Louisiana’s high-profile school voucher program made a C on a national report card Wednesday, ranking seventh among 15 states. The report by the Center for Education Reform faulted Louisiana for imposing “excessively burdensome” financial requirements and state tests on schools, and for restricting eligibility to low-income students from low-performing school systems.

Louisiana tied with Florida in the rankings. Indiana, Ohio and Wisconsin earned an A; North Carolina, Arizona and the District of Columbia, B.

Gov. Bobby Jindal has fought for the Louisiana Scholarship Program against state and federal lawsuits. It lets low-income children attend participating private schools at public expense if the students come from C-, D- or F-graded schools or are entering kindergarten.

Voucher schools may not reject scholarship applicants, who take the same tests as their public school peers. The award is capped at about $8,500 this year. About 8,700 Louisiana students have been awarded scholarships for the new school year.

The Center for Education Reform takes issue with all of Louisiana’s provisions. It wants voucher programs to be open to as many children as possible, and to leave the private schools free to educate and operate as they wish.

However, Louisiana’s program “has such significant regulatory intrusion on private school autonomy – including required open enrollment for voucher students, mandatory state testing and exclusion of new private schools from participating – that the program falls fast and hard in this ranking,” the authors write. The state earned 23 points of a possible 50.

Education Department spokesman Barry Landry defended Louisiana’s methods, saying, “We stand by a program that gives access to all low-income Louisianans and that requires high levels of accountability when accepting the taxpayer dollar.”

He noted that the report did not mention the state’s tuition donation rebate program, a second, smaller scholarship that families may use for selective-admission schools.

“Our program is working,” said Jindal spokeswoman Shannon Bates. “More than 7,000 students are now attending better schools instead of being stuck in failing or underperforming schools.”

Indeed, public debate in Louisiana around vouchers has generally demanded more accountability and safeguards. Last year, critics were outraged when almost no voucher schools could account for how the money was spent. The Louisiana legislative auditor said the program needed stricter oversight.
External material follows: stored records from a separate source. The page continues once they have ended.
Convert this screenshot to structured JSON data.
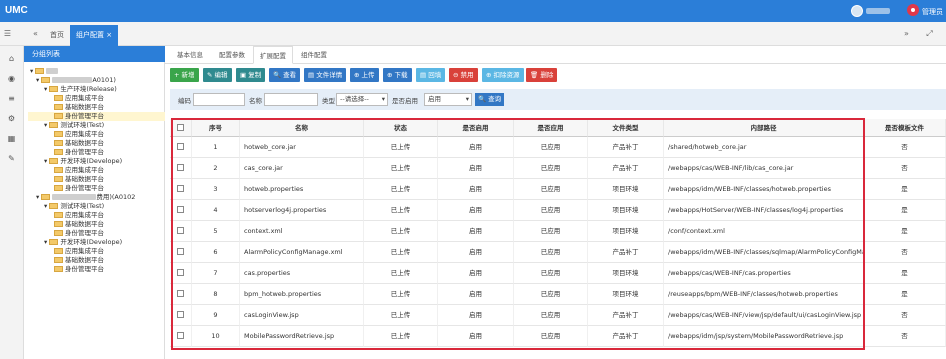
{
  "app": {
    "brand": "UMC",
    "admin_label": "管理员"
  },
  "tabs": [
    {
      "label": "首页"
    },
    {
      "label": "组户配置"
    }
  ],
  "tree": {
    "header": "分组列表",
    "nodes": [
      {
        "label": "A0101)"
      },
      {
        "label": "生产环境(Release)"
      },
      {
        "label": "应用集成平台"
      },
      {
        "label": "基础数据平台"
      },
      {
        "label": "身份管理平台"
      },
      {
        "label": "测试环境(Test)"
      },
      {
        "label": "应用集成平台"
      },
      {
        "label": "基础数据平台"
      },
      {
        "label": "身份管理平台"
      },
      {
        "label": "开发环境(Develope)"
      },
      {
        "label": "应用集成平台"
      },
      {
        "label": "基础数据平台"
      },
      {
        "label": "身份管理平台"
      },
      {
        "label": "费用)(A0102"
      },
      {
        "label": "测试环境(Test)"
      },
      {
        "label": "应用集成平台"
      },
      {
        "label": "基础数据平台"
      },
      {
        "label": "身份管理平台"
      },
      {
        "label": "开发环境(Develope)"
      },
      {
        "label": "应用集成平台"
      },
      {
        "label": "基础数据平台"
      },
      {
        "label": "身份管理平台"
      }
    ]
  },
  "subtabs": [
    {
      "label": "基本信息"
    },
    {
      "label": "配置参数"
    },
    {
      "label": "扩展配置"
    },
    {
      "label": "组件配置"
    }
  ],
  "toolbar": [
    {
      "label": "+ 新增",
      "color": "#3aa54b"
    },
    {
      "label": "✎ 编辑",
      "color": "#2f8a8f"
    },
    {
      "label": "▣ 复制",
      "color": "#2f8a8f"
    },
    {
      "label": "🔍 查看",
      "color": "#3277c5"
    },
    {
      "label": "▤ 文件详情",
      "color": "#3277c5"
    },
    {
      "label": "⊕ 上传",
      "color": "#3277c5"
    },
    {
      "label": "⊕ 下载",
      "color": "#3277c5"
    },
    {
      "label": "▤ 回填",
      "color": "#5bb7e4"
    },
    {
      "label": "⊖ 禁用",
      "color": "#d9413a"
    },
    {
      "label": "⊕ 扣除资源",
      "color": "#5bb7e4"
    },
    {
      "label": "🗑 删除",
      "color": "#d9413a"
    }
  ],
  "filter": {
    "code_label": "编码",
    "name_label": "名称",
    "type_label": "类型",
    "type_value": "--请选择--",
    "enabled_label": "是否启用",
    "enabled_value": "启用",
    "query_label": "🔍 查询"
  },
  "table": {
    "headers": [
      "序号",
      "名称",
      "状态",
      "是否启用",
      "是否应用",
      "文件类型",
      "内部路径",
      "是否模板文件"
    ],
    "rows": [
      [
        "1",
        "hotweb_core.jar",
        "已上传",
        "启用",
        "已应用",
        "产品补丁",
        "/shared/hotweb_core.jar",
        "否"
      ],
      [
        "2",
        "cas_core.jar",
        "已上传",
        "启用",
        "已应用",
        "产品补丁",
        "/webapps/cas/WEB-INF/lib/cas_core.jar",
        "否"
      ],
      [
        "3",
        "hotweb.properties",
        "已上传",
        "启用",
        "已应用",
        "项目环境",
        "/webapps/idm/WEB-INF/classes/hotweb.properties",
        "是"
      ],
      [
        "4",
        "hotserverlog4j.properties",
        "已上传",
        "启用",
        "已应用",
        "项目环境",
        "/webapps/HotServer/WEB-INF/classes/log4j.properties",
        "是"
      ],
      [
        "5",
        "context.xml",
        "已上传",
        "启用",
        "已应用",
        "项目环境",
        "/conf/context.xml",
        "是"
      ],
      [
        "6",
        "AlarmPolicyConfigManage.xml",
        "已上传",
        "启用",
        "已应用",
        "产品补丁",
        "/webapps/idm/WEB-INF/classes/sqlmap/AlarmPolicyConfigManag",
        "否"
      ],
      [
        "7",
        "cas.properties",
        "已上传",
        "启用",
        "已应用",
        "项目环境",
        "/webapps/cas/WEB-INF/cas.properties",
        "是"
      ],
      [
        "8",
        "bpm_hotweb.properties",
        "已上传",
        "启用",
        "已应用",
        "项目环境",
        "/reuseapps/bpm/WEB-INF/classes/hotweb.properties",
        "是"
      ],
      [
        "9",
        "casLoginView.jsp",
        "已上传",
        "启用",
        "已应用",
        "产品补丁",
        "/webapps/cas/WEB-INF/view/jsp/default/ui/casLoginView.jsp",
        "否"
      ],
      [
        "10",
        "MobilePasswordRetrieve.jsp",
        "已上传",
        "启用",
        "已应用",
        "产品补丁",
        "/webapps/idm/jsp/system/MobilePasswordRetrieve.jsp",
        "否"
      ]
    ]
  }
}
The oversight question is being debated nationally. Countering the Center for Education Reform position, the Fordham Institute praised Louisiana last year for requiring tests. A North Carolina judge halted that state’s program last week, in part because of its minimal requirements for private schools.